Top dentists in the UK say there should be a sugar tax on milkshakes due to the large amounts of added sugar.
They add that the unhealthy high levels of sugar far outweigh the nutritional benefits of milk, particularly for kids.
Those in Westminster responsible for the upcoming sugar tax have seemingly overlooked the fact that sweet milk-based drinks are just as sugary as the fizzy drinks and dentists at he Faculty of General Dental Practice (FGDP(UK)) suggests the exemption for those beverages containing 75% of milk is a mistake.
Many sugary milkshakes are at least 90% milk, with a 300-500ml bottle containing at least the nine teaspoons of sugar found in a 330ml can of cola.
Sometimes, they can contain more than 15 teaspoons of sugar – over twice the recommended maximum total sugar intake of 24g a day for 7 to 10 year olds, and three times the 19g a day maximum recommended for 4 to 6 year olds.
Drinks bosses are to be charged 18p per litre for drinks with total sugar content above 5 grams per 100ml, and 24p per litre for those above 8 grams per 100ml.
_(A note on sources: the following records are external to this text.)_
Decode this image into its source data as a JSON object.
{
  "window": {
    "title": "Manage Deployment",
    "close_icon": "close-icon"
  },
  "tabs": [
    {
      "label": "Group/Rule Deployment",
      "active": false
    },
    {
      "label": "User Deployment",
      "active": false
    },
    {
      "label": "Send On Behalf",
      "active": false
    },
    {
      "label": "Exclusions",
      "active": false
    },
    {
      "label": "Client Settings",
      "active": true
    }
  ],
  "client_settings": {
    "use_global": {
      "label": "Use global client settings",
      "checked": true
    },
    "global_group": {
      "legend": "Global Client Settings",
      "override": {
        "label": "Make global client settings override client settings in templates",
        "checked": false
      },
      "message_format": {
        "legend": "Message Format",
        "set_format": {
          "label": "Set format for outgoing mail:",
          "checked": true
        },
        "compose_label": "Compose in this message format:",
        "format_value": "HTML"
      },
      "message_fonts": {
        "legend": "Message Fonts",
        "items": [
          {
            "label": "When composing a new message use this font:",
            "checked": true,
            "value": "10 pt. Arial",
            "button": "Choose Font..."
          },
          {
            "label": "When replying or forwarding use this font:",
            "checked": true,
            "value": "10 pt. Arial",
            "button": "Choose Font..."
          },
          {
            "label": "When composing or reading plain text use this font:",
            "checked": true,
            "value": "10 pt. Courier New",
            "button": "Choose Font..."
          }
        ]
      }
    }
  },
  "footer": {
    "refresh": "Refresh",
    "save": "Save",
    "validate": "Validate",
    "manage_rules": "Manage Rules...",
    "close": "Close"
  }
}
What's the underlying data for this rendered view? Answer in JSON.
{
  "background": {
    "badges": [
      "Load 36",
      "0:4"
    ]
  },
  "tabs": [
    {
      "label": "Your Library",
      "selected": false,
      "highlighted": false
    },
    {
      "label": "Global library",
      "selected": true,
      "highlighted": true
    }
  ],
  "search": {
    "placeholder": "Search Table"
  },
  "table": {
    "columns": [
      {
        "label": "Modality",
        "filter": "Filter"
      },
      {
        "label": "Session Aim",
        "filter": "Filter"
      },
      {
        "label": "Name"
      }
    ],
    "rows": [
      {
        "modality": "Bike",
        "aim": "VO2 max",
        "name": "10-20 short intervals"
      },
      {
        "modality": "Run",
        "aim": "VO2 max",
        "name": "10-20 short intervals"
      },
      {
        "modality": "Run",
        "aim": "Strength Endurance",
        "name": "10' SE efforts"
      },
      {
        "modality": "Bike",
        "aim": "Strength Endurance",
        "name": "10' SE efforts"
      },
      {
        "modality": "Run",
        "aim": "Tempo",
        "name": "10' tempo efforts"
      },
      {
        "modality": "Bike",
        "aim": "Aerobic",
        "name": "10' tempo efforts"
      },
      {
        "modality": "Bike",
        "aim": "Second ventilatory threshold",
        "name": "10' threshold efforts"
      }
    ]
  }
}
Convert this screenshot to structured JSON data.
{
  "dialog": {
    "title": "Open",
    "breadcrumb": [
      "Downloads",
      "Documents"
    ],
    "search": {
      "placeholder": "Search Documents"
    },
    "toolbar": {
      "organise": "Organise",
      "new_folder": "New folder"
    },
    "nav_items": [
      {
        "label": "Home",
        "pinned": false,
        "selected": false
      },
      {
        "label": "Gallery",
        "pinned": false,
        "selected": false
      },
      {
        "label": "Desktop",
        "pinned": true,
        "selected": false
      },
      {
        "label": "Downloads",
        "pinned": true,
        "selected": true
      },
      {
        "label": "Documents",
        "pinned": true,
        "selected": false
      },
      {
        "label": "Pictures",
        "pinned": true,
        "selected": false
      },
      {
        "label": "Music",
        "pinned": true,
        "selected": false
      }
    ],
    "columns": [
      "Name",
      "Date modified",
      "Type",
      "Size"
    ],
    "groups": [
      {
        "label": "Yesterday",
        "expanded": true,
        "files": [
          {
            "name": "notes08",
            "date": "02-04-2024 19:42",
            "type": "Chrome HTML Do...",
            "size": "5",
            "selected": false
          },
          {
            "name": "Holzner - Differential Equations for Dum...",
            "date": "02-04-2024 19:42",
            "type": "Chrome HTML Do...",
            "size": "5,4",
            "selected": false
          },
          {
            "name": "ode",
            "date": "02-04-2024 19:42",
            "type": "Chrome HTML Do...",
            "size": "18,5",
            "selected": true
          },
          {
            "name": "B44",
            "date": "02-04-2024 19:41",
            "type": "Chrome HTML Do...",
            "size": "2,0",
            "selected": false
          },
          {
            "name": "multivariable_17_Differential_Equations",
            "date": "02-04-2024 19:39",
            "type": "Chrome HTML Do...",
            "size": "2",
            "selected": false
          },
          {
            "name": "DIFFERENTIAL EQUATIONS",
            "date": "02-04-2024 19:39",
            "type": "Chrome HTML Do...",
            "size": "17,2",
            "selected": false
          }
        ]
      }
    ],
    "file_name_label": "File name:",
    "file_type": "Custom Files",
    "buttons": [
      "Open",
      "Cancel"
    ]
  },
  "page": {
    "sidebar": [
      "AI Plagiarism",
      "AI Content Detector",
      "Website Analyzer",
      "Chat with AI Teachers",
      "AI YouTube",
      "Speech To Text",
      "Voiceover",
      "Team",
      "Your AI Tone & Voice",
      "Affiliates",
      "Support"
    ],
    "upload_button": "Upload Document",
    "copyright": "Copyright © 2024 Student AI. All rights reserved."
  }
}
Now dentists want that threshold raised in view of the fact that drinks are now children’s biggest dietary source of sugar and with the hope that parents will look for alternative, healthier options.